By Sal Giarratani
The Church of the Immaculate Conception Church, which has been closed for almost a decade, now, is about to be deconsecrated by the Archdiocese of Boston and with Boston College and the developer will remove most of the religious artifacts including its once beautiful altar. The church celebrated its centennial back when I was 12 years old and was constructed as part of the original Boston College campus. In its final years, it was rebranded as the Jesuit Urban Center before closing in 2007.
The news is bittersweet that a Natick development company, 761 Harrison Church LLC, led by Ronald Simons and Rodwell Pines Corp. is now proposing 63 apartments, including units in the basement. The new residential complex will be called The Cosmopolitan.
As someone who grew up in my youth in the 50s and 60s on East Springfield Street for many years, along with my younger brother, Dominic, we were altar boys there. In its last half-century of existence, it was Rector Father Francis J. Gilday who held the place together. He even got a street renamed in his honor for everything he did in this corner of the South End surrounding old Boston City Hospital back in the day when the neighborhood was a working class blue collar community years removed from its eventual gentrification.
The selling of the church now completes the selling off of the entire Jesuit block between East Newton and East Concord Streets, Harrison Avenue and old James Street now Gilday Way.
I can remember when old Boston College High School moved to Dorchester when I was eight years old and now it is luxury condos. As altar boys we would always go on safaris through the closed up high schools where time stood still. Books still on the desks, homework assignments still written in chalk and a grand movie theatre the neighborhood never knew exists.

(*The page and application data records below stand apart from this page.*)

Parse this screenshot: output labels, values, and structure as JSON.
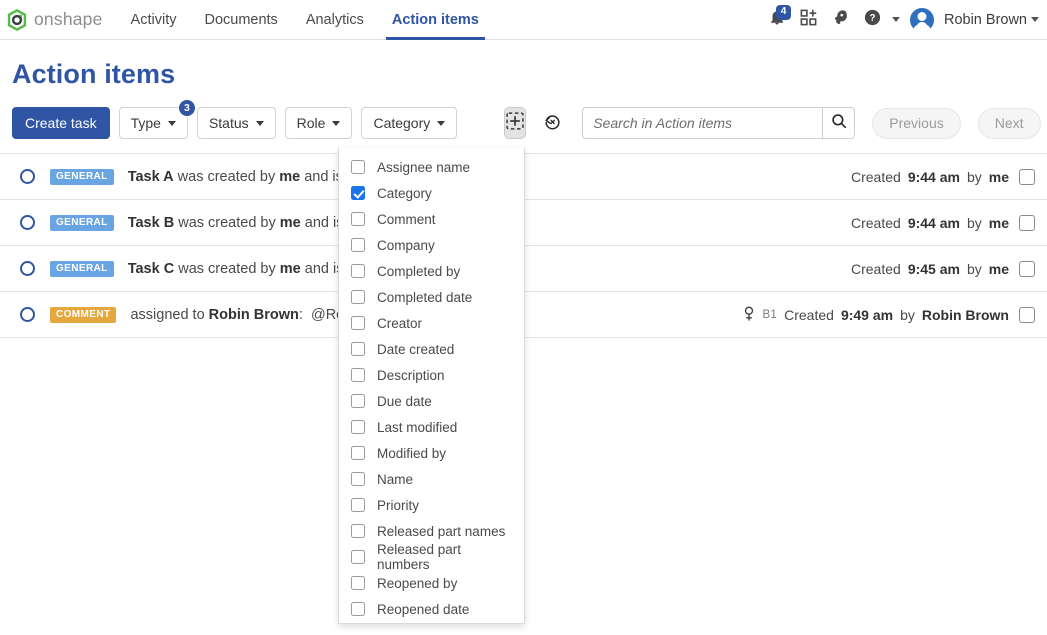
{
  "nav": {
    "brand": "onshape",
    "brand_logo_icon": "onshape-logo-icon",
    "tabs": [
      {
        "label": "Activity",
        "active": false
      },
      {
        "label": "Documents",
        "active": false
      },
      {
        "label": "Analytics",
        "active": false
      },
      {
        "label": "Action items",
        "active": true
      }
    ],
    "right": {
      "notifications_icon": "bell-icon",
      "notifications_count": "4",
      "apps_icon": "app-grid-add-icon",
      "learning_icon": "learning-center-icon",
      "help_icon": "help-question-icon",
      "help_caret_icon": "chevron-down-icon",
      "avatar_icon": "user-avatar",
      "user_name": "Robin Brown",
      "user_caret_icon": "chevron-down-icon"
    }
  },
  "page": {
    "title": "Action items",
    "title_color": "#2f55a4"
  },
  "toolbar": {
    "create_task_label": "Create task",
    "filters": [
      {
        "label": "Type",
        "badge": "3"
      },
      {
        "label": "Status",
        "badge": ""
      },
      {
        "label": "Role",
        "badge": ""
      },
      {
        "label": "Category",
        "badge": ""
      }
    ],
    "column_picker_icon": "add-column-icon",
    "reset_icon": "reset-history-icon",
    "search": {
      "value": "",
      "placeholder": "Search in Action items",
      "search_icon": "search-icon"
    },
    "previous_label": "Previous",
    "next_label": "Next",
    "sort_icon": "sort-descending-icon"
  },
  "dropdown": {
    "items": [
      {
        "label": "Assignee name",
        "checked": false
      },
      {
        "label": "Category",
        "checked": true
      },
      {
        "label": "Comment",
        "checked": false
      },
      {
        "label": "Company",
        "checked": false
      },
      {
        "label": "Completed by",
        "checked": false
      },
      {
        "label": "Completed date",
        "checked": false
      },
      {
        "label": "Creator",
        "checked": false
      },
      {
        "label": "Date created",
        "checked": false
      },
      {
        "label": "Description",
        "checked": false
      },
      {
        "label": "Due date",
        "checked": false
      },
      {
        "label": "Last modified",
        "checked": false
      },
      {
        "label": "Modified by",
        "checked": false
      },
      {
        "label": "Name",
        "checked": false
      },
      {
        "label": "Priority",
        "checked": false
      },
      {
        "label": "Released part names",
        "checked": false
      },
      {
        "label": "Released part numbers",
        "checked": false
      },
      {
        "label": "Reopened by",
        "checked": false
      },
      {
        "label": "Reopened date",
        "checked": false
      }
    ]
  },
  "rows": [
    {
      "status_icon": "open-circle-icon",
      "badge": "GENERAL",
      "badge_kind": "general",
      "text_html": "<b>Task A</b> was created by <b>me</b> and is as",
      "pin": "",
      "created_label": "Created",
      "time": "9:44 am",
      "by_label": "by",
      "author": "me",
      "checked": false
    },
    {
      "status_icon": "open-circle-icon",
      "badge": "GENERAL",
      "badge_kind": "general",
      "text_html": "<b>Task B</b> was created by <b>me</b> and is as",
      "pin": "",
      "created_label": "Created",
      "time": "9:44 am",
      "by_label": "by",
      "author": "me",
      "checked": false
    },
    {
      "status_icon": "open-circle-icon",
      "badge": "GENERAL",
      "badge_kind": "general",
      "text_html": "<b>Task C</b> was created by <b>me</b> and is as",
      "pin": "",
      "created_label": "Created",
      "time": "9:45 am",
      "by_label": "by",
      "author": "me",
      "checked": false
    },
    {
      "status_icon": "open-circle-icon",
      "badge": "COMMENT",
      "badge_kind": "comment",
      "text_html": "assigned to <b>Robin Brown</b>:&nbsp; @Robin",
      "pin": "B1",
      "created_label": "Created",
      "time": "9:49 am",
      "by_label": "by",
      "author": "Robin Brown",
      "checked": false
    }
  ]
}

You know there’s an old song that goes, “All good things must end.” I am not surprised what is happening to this church and all my memories that go along with it.
I must have gone to confession at this edifice one hundred thousand times or so it seems. You always wanted Father George Hanlon for confession and never Father Jerry Lynch but I confess right now, I am so glad that the Immaculate Conception will live forever inside me. It was a great time and a great place.
Hopefully, the new tenants who will live inside it will see the beauty of the place I found so many years ago.
Sal Giarratani is a local writer.